Blackberry Plant Care: Information On Growing Blackberry Bushes

Blackberry Bush Full Of Blackberries
(Image credit: igorr1)

Many of us love plucking ripe blackberries from those wild, rambling bushes we see along roadsides and wooded edges. Wondering about how to grow blackberries in your garden? Keep reading for more information so you can produce some of your own tasty berries.

About Blackberry Planting

Blackberries are a common sight in many regions of the United States, eaten fresh or used in baked goods or preserves. Those who pick the wild rambling berries do so forearmed with the knowledge that the prickly vines are likely to inflict some damage whilst plucking the tender fruit. The good news is that growing blackberry bushes in the home garden doesn’t have to be an exercise in pain; there are new thornless cultivars available.

Blackberries thrive in climates with warm days and cool nights. They may be erect, semi-erect or trailing in habit. The erect type of berry has thorny canes they grow upright and need no support. They produce large, sweet berries and are more winter hardy than their counterparts.

Semi-erect blackberries come in both thorned and thornless cultivars which produce more prodigiously then the erect cultivars. Their fruit is also quite large and may vary in flavor, from tart to sweet. These berries do need some support.

Trailing blackberry varieties may also be thorny or thornless. The large, sweet berries do require some support and they are the least winter hardy of the cultivars.

Each type is self-fruitful, meaning only one plant is necessary to set fruit. Now that you’ve made your choice, it’s time to learn how to grow blackberries.

How to Grow Blackberries

Once you have decided on the type of blackberry you wish to grow, its blackberry planting time. When growing blackberry bushes, it’s a good idea to think ahead and prepare the planting site a year prior to planting.

Make sure not to plant blackberries anywhere peppers, tomatoes, eggplants, potatoes or strawberries are growing, or have grown in the past three years. These plants are prone to similar problems as growing blackberry plants, so keep away from these areas.

Choose a site that is in full sun and has plenty of room for the ramblers to grow. If you put them in too much shade, they won’t produce much fruit.

The soil should be a well-draining sandy loam with a pH of 5.5-6.5. If you lack an area with sufficient drainage, plan on growing blackberry bushes in a raised bed. Once you have chosen your site, weed the area and amend the soil with organic matter the summer or fall prior to blackberry planting.

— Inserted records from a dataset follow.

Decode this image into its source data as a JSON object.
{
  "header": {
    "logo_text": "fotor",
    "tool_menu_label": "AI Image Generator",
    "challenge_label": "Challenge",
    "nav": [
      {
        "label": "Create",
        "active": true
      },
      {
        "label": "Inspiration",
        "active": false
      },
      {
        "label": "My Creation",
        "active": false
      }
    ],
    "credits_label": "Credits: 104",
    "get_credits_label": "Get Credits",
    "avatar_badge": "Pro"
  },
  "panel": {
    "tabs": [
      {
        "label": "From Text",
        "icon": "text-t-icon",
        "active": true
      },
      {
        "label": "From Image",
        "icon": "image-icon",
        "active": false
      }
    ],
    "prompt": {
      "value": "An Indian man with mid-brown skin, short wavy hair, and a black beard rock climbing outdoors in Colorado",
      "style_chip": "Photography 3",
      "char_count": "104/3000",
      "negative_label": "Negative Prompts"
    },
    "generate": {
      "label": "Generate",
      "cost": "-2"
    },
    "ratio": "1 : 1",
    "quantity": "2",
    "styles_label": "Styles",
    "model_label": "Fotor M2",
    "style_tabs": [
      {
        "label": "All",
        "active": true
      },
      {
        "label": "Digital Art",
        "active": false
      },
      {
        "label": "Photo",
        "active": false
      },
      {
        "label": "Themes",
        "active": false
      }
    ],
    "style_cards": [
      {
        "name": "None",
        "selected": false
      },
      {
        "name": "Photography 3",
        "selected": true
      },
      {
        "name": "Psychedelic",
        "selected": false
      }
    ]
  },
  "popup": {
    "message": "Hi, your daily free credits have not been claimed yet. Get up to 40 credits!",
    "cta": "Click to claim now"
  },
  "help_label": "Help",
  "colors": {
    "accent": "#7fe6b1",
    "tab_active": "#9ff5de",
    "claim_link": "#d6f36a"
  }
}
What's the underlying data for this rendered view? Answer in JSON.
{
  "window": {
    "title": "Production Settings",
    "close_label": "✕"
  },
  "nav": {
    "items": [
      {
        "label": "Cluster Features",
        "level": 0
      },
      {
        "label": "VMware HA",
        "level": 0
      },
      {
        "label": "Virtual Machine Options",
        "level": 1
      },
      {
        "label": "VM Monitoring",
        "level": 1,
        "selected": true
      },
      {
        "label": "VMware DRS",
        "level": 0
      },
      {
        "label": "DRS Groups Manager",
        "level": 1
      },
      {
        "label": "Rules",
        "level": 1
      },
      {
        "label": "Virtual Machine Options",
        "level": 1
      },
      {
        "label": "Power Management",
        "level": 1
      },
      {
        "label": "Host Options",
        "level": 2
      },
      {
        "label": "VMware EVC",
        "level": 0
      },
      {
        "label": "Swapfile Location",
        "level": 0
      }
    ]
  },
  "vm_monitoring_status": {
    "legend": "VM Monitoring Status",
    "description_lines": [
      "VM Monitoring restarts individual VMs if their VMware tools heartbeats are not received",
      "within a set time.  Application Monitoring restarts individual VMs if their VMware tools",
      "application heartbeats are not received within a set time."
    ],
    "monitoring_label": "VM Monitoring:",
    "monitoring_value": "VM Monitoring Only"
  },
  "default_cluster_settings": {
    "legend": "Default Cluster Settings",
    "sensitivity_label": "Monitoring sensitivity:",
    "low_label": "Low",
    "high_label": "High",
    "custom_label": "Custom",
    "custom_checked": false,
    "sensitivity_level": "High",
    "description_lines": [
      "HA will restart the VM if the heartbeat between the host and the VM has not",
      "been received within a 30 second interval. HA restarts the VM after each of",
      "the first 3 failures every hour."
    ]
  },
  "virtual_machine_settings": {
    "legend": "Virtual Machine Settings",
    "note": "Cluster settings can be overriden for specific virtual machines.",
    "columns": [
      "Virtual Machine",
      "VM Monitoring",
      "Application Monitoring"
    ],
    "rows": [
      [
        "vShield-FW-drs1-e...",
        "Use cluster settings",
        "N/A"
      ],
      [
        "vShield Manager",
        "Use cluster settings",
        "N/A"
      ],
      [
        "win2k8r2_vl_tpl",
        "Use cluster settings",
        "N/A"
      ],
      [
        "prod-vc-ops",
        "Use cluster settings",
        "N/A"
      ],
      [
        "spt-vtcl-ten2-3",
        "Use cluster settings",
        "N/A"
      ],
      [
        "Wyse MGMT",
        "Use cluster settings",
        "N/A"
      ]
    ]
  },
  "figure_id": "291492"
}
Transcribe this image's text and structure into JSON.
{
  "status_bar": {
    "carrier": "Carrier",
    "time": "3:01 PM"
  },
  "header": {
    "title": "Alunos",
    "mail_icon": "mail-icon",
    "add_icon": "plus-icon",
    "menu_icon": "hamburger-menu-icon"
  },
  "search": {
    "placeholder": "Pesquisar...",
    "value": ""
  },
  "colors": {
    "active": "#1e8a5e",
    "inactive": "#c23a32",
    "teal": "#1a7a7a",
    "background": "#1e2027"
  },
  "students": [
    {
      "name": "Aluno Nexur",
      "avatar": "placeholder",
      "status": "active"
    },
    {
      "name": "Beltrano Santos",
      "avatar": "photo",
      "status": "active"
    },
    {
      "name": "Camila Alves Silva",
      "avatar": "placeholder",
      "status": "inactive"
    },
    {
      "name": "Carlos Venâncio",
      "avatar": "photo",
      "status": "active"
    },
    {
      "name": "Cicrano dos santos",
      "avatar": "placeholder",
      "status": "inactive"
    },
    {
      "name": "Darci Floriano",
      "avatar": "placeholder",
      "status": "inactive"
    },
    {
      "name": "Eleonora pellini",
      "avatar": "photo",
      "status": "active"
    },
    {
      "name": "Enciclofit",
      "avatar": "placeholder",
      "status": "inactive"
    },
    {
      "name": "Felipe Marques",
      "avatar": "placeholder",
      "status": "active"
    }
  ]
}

Purchase a certified disease-free variety of blackberry that is recommended for your area. Plant as soon as the soil can be worked in the spring. Dig a hole large enough to accommodate the root system. Build a trellis or system of training wires at the time of planting.

For multiple plants, space trailing cultivars 4-6 feet (1-2 m.) apart in rows, erect cultivars 2-3 feet (0.5-1 m.) apart and semi-erect 5-6 feet (1.5-2 m.) apart.

Blackberry Plant Care

Once the bushes are established, there is very little blackberry plant care needed. Water regularly; provide an inch (2.5 cm.) of water per week depending upon weather conditions. Allow 3-4 new canes per plant to grow to the top of the training wire or trellis. Keep the area around the plants free of weeds.

In the first year of growing blackberry bushes, expect to have a small batch of fruit and a full harvest in the second year. After you see ripened fruit, try picking blackberries every three to six days. This prevents the birds from getting the berries before you do. Once the fruit has been harvested, prune out the fruiting canes which will not produce again.

Fertilize new plants once new growth appears with a complete fertilizer such as 10-10-10 in the first year. Established plants should be fertilized before new spring growth emerges.

Amy Grant

Amy Grant has been gardening for 30 years and writing for 15. A professional chef and caterer, Amy's area of expertise is culinary gardening.